Data extracts:

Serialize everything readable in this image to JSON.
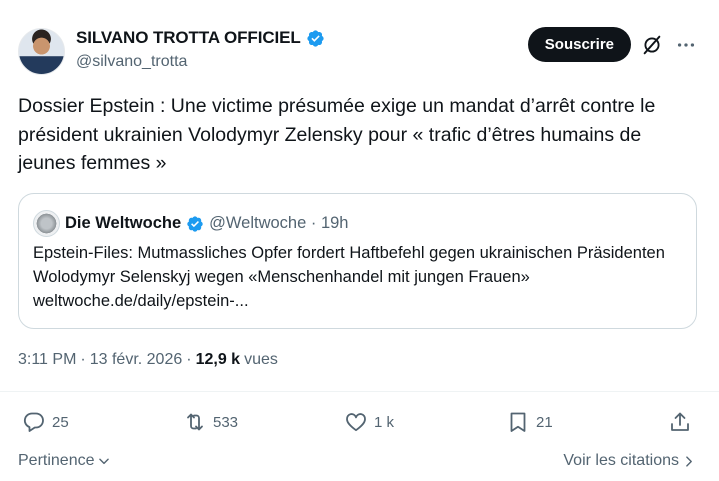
{
  "author": {
    "name": "SILVANO TROTTA OFFICIEL",
    "handle": "@silvano_trotta",
    "verified_color": "#1d9bf0"
  },
  "header": {
    "subscribe_label": "Souscrire",
    "grok_icon": "grok-icon",
    "more_icon": "more-icon"
  },
  "tweet": {
    "text": "Dossier Epstein : Une victime présumée exige un mandat d’arrêt contre le président ukrainien Volodymyr Zelensky pour « trafic d’êtres humains de jeunes femmes »"
  },
  "quote": {
    "name": "Die Weltwoche",
    "handle": "@Weltwoche · 19h",
    "text": "Epstein-Files: Mutmassliches Opfer fordert Haftbefehl gegen ukrainischen Präsidenten Wolodymyr Selenskyj wegen «Menschenhandel mit jungen Frauen» weltwoche.de/daily/epstein-..."
  },
  "meta": {
    "time": "3:11 PM",
    "separator1": "·",
    "date": "13 févr. 2026",
    "separator2": "·",
    "views_count": "12,9 k",
    "views_label": "vues"
  },
  "actions": {
    "replies": "25",
    "reposts": "533",
    "likes": "1 k",
    "bookmarks": "21"
  },
  "footer": {
    "sort_label": "Pertinence",
    "quotes_label": "Voir les citations"
  }
}
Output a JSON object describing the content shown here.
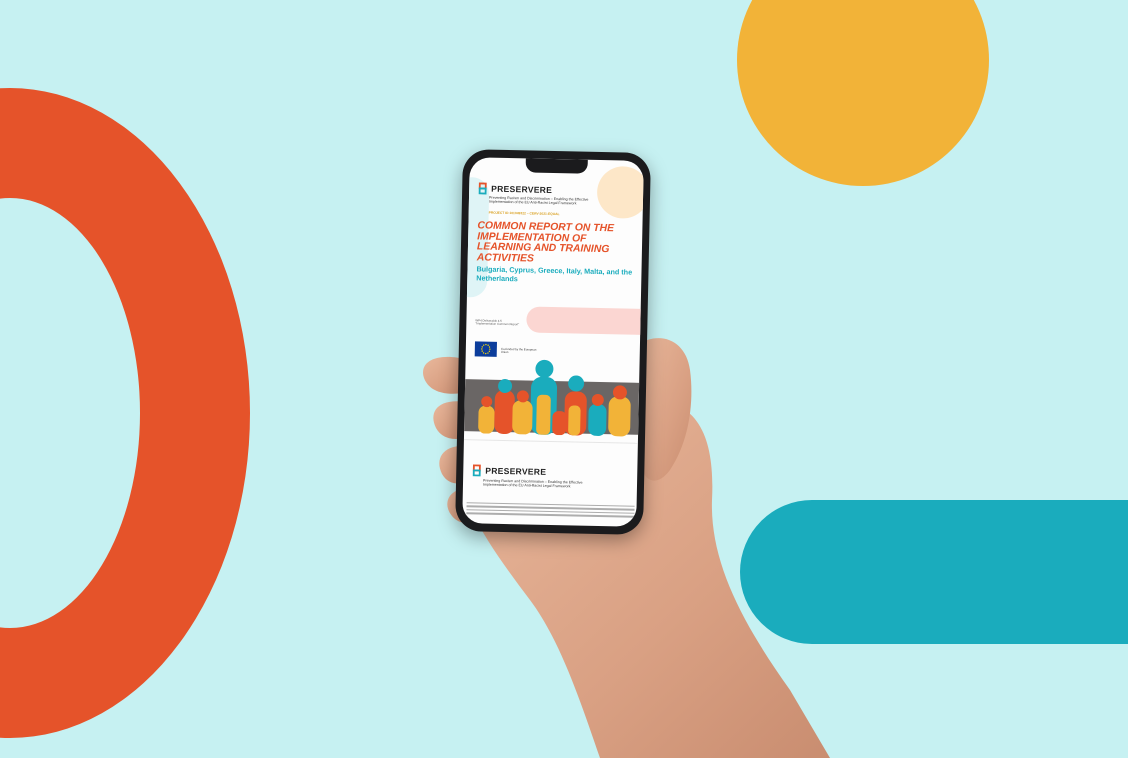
{
  "brand": "PRESERVERE",
  "subtitle_line": "Preventing Racism and Discrimination – Enabling the Effective Implementation of the EU Anti-Racist Legal Framework",
  "project_code": "PROJECT ID 101049322 – CERV-2021-EQUAL",
  "report_title": "COMMON REPORT ON THE IMPLEMENTATION OF LEARNING AND TRAINING ACTIVITIES",
  "countries": "Bulgaria, Cyprus, Greece, Italy, Malta, and the Netherlands",
  "deliverable": "WP4 Deliverable 4.5 \"Implementation Common Report\"",
  "eu_funding": "Co-funded by the European Union",
  "colors": {
    "background": "#c6f1f2",
    "orange": "#e5532a",
    "yellow": "#f2b338",
    "teal": "#1aacbd"
  }
}
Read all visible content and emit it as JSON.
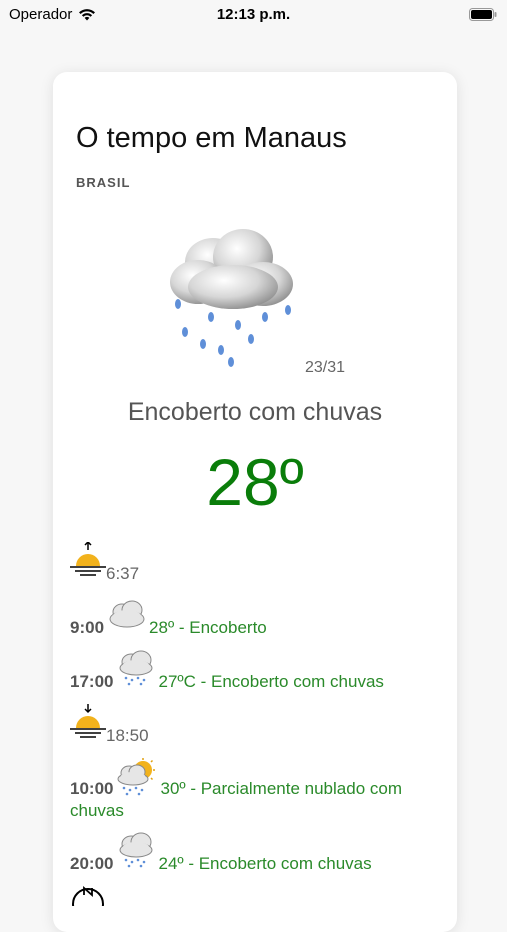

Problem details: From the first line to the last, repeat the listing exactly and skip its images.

Reply:
Serialize everything readable in this image to JSON.
{
  "author": {
    "name": "SILVANO TROTTA OFFICIEL",
    "handle": "@silvano_trotta",
    "verified_color": "#1d9bf0"
  },
  "header": {
    "subscribe_label": "Souscrire",
    "grok_icon": "grok-icon",
    "more_icon": "more-icon"
  },
  "tweet": {
    "text": "Dossier Epstein : Une victime présumée exige un mandat d’arrêt contre le président ukrainien Volodymyr Zelensky pour « trafic d’êtres humains de jeunes femmes »"
  },
  "quote": {
    "name": "Die Weltwoche",
    "handle": "@Weltwoche · 19h",
    "text": "Epstein-Files: Mutmassliches Opfer fordert Haftbefehl gegen ukrainischen Präsidenten Wolodymyr Selenskyj wegen «Menschenhandel mit jungen Frauen» weltwoche.de/daily/epstein-..."
  },
  "meta": {
    "time": "3:11 PM",
    "separator1": "·",
    "date": "13 févr. 2026",
    "separator2": "·",
    "views_count": "12,9 k",
    "views_label": "vues"
  },
  "actions": {
    "replies": "25",
    "reposts": "533",
    "likes": "1 k",
    "bookmarks": "21"
  },
  "footer": {
    "sort_label": "Pertinence",
    "quotes_label": "Voir les citations"
  }
}
Output a JSON object describing the content shown here.
{
  "brand": "PRESERVERE",
  "subtitle_line": "Preventing Racism and Discrimination – Enabling the Effective Implementation of the EU Anti-Racist Legal Framework",
  "project_code": "PROJECT ID 101049322 – CERV-2021-EQUAL",
  "report_title": "COMMON REPORT ON THE IMPLEMENTATION OF LEARNING AND TRAINING ACTIVITIES",
  "countries": "Bulgaria, Cyprus, Greece, Italy, Malta, and the Netherlands",
  "deliverable": "WP4 Deliverable 4.5 \"Implementation Common Report\"",
  "eu_funding": "Co-funded by the European Union",
  "colors": {
    "background": "#c6f1f2",
    "orange": "#e5532a",
    "yellow": "#f2b338",
    "teal": "#1aacbd"
  }
}
Read all visible content and emit it as JSON.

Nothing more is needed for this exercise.